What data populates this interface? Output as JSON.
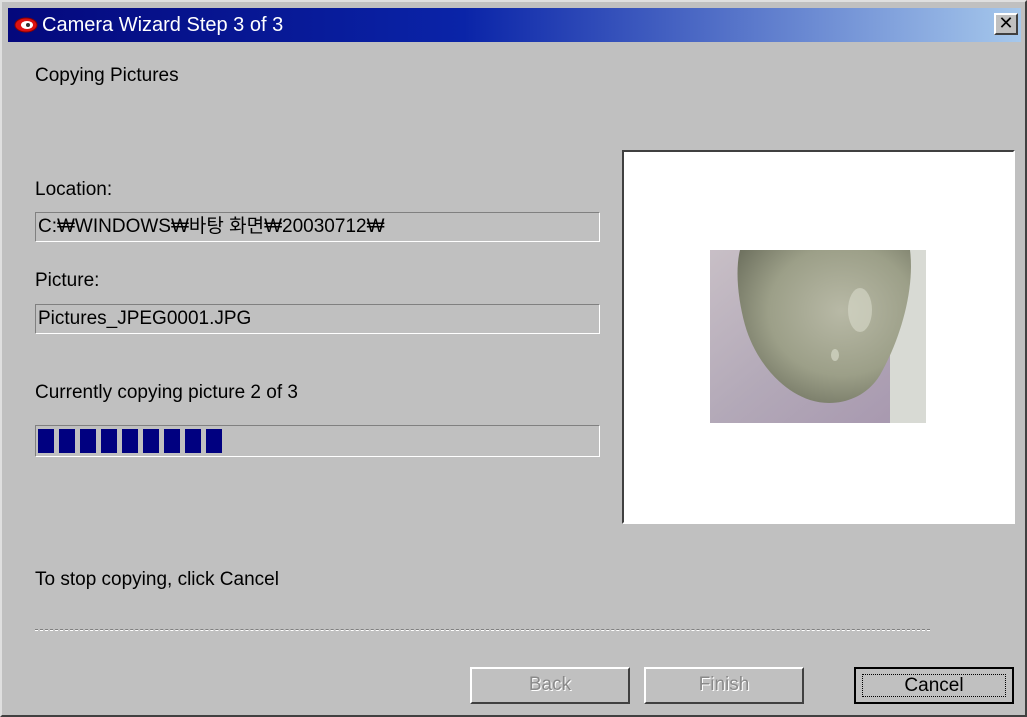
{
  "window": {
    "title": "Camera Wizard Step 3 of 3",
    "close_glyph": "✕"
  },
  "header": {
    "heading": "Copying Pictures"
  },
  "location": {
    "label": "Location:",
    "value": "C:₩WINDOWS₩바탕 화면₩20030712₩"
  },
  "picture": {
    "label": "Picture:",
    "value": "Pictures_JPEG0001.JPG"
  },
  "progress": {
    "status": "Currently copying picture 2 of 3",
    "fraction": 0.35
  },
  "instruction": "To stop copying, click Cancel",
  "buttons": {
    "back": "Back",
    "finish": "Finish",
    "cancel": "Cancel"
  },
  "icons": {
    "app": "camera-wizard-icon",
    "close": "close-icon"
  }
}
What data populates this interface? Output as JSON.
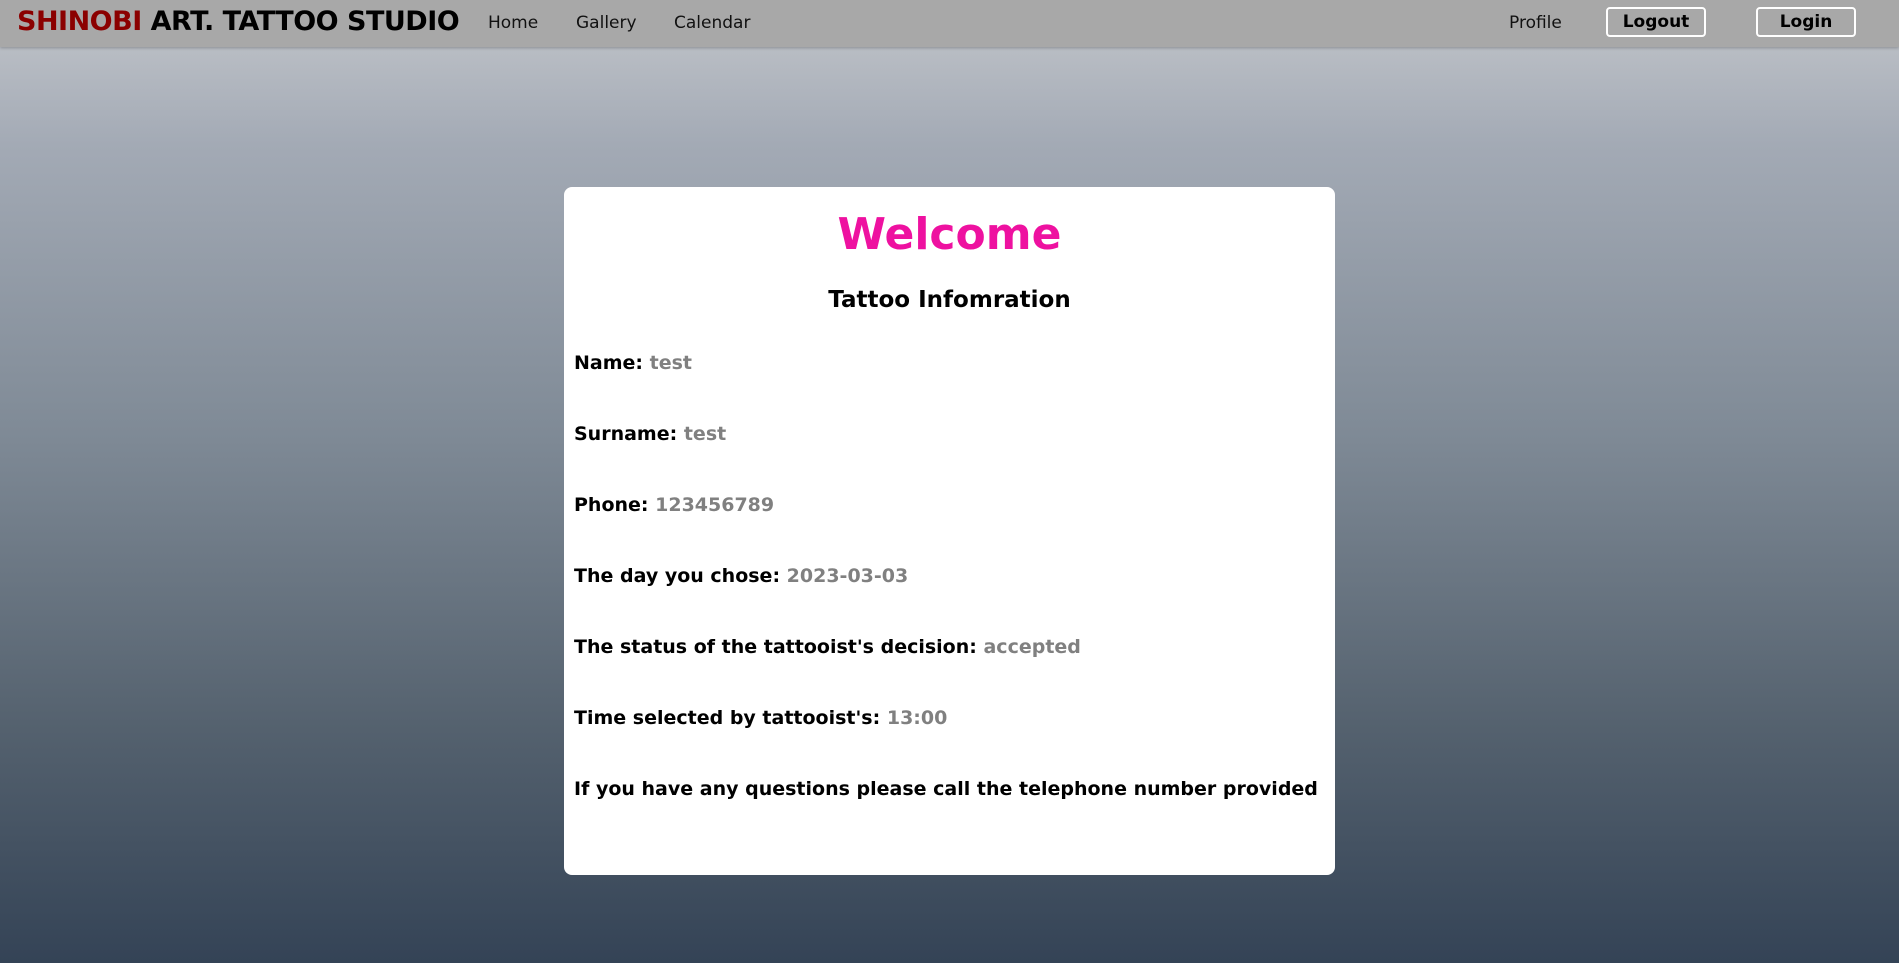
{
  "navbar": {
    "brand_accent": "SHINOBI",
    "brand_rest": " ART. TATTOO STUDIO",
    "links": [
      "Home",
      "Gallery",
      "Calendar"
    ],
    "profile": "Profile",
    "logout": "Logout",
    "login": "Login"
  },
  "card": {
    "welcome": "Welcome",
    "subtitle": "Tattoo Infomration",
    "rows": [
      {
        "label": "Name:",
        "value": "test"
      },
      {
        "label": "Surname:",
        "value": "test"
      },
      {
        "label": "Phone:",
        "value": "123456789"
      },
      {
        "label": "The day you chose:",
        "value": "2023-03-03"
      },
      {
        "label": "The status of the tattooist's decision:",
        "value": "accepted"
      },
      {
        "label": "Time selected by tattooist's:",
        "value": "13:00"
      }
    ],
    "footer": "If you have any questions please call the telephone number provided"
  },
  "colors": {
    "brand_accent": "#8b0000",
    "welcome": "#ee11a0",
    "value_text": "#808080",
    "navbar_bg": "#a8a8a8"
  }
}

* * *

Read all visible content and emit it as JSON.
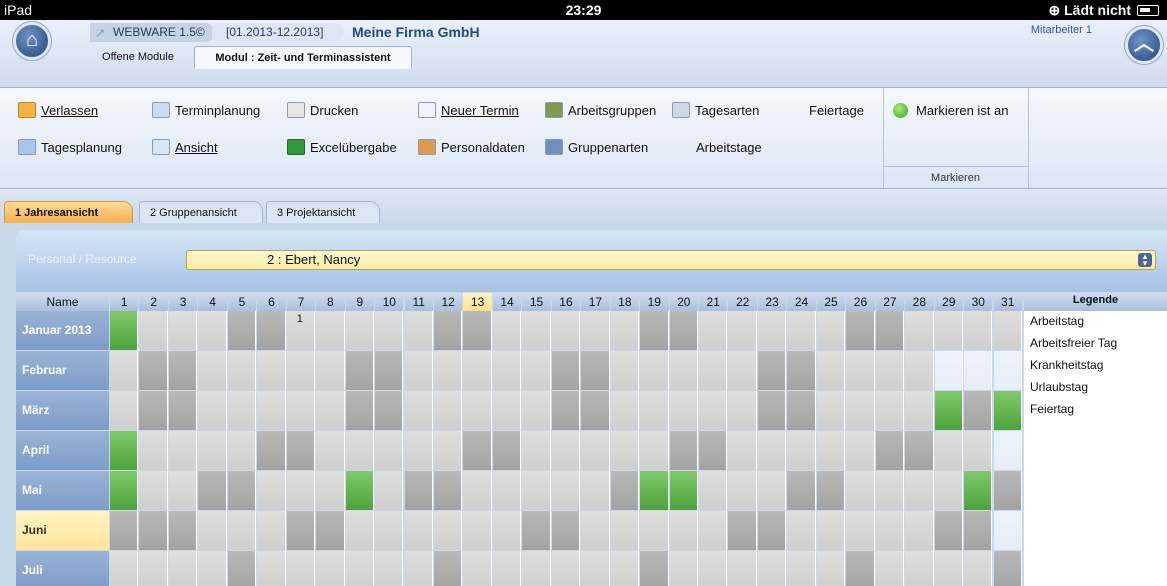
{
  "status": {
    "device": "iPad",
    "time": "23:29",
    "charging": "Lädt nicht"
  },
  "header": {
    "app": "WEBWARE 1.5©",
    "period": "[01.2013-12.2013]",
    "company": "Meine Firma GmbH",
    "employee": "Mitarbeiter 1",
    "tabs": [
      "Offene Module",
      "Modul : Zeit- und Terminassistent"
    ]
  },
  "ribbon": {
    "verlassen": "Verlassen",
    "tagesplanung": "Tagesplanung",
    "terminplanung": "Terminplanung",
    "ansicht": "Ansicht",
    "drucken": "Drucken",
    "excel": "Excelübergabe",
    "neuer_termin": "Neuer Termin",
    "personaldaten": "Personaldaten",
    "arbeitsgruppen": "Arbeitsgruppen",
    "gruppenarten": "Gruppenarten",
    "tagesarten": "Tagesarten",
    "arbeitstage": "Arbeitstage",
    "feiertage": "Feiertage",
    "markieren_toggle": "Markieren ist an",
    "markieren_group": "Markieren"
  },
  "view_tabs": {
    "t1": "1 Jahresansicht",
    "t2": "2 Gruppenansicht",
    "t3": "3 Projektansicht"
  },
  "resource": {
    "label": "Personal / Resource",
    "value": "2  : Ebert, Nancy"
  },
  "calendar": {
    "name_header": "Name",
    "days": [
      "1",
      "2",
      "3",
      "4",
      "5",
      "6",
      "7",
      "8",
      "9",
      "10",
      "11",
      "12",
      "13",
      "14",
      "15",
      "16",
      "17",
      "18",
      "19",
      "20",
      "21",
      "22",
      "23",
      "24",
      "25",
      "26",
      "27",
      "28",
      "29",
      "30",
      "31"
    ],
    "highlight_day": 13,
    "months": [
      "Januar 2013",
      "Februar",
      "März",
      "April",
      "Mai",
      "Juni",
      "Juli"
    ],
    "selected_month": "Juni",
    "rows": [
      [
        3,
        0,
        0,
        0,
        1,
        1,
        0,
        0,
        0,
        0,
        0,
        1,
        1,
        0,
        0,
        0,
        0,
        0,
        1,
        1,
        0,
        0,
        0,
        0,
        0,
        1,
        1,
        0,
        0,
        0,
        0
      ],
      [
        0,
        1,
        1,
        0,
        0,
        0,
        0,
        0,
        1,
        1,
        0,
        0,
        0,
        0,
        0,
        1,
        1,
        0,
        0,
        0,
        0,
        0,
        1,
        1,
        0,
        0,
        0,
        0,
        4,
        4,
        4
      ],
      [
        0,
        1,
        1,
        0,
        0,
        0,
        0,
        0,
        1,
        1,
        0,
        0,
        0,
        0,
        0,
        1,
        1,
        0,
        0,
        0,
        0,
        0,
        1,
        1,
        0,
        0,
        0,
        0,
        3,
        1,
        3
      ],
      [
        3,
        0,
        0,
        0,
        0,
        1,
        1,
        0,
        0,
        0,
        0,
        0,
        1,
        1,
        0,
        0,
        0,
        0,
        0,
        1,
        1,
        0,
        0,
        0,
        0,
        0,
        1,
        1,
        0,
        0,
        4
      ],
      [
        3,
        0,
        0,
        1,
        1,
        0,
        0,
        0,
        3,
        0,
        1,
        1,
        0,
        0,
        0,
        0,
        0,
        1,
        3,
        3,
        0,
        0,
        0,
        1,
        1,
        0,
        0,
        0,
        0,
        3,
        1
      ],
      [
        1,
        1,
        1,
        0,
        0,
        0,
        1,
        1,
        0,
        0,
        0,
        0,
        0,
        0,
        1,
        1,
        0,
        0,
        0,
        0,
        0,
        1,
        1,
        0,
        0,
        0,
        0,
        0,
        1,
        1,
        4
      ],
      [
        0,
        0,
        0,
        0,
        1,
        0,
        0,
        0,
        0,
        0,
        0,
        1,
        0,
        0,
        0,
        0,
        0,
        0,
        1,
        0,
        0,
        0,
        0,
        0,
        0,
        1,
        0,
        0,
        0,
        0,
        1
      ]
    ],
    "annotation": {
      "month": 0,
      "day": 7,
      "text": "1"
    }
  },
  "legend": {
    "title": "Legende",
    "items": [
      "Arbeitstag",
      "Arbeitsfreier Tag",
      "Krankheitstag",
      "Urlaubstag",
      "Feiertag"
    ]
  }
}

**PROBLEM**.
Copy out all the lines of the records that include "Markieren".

**RESPONSE TO THE TASK**.
    "markieren_toggle": "Markieren ist an",
    "markieren_group": "Markieren"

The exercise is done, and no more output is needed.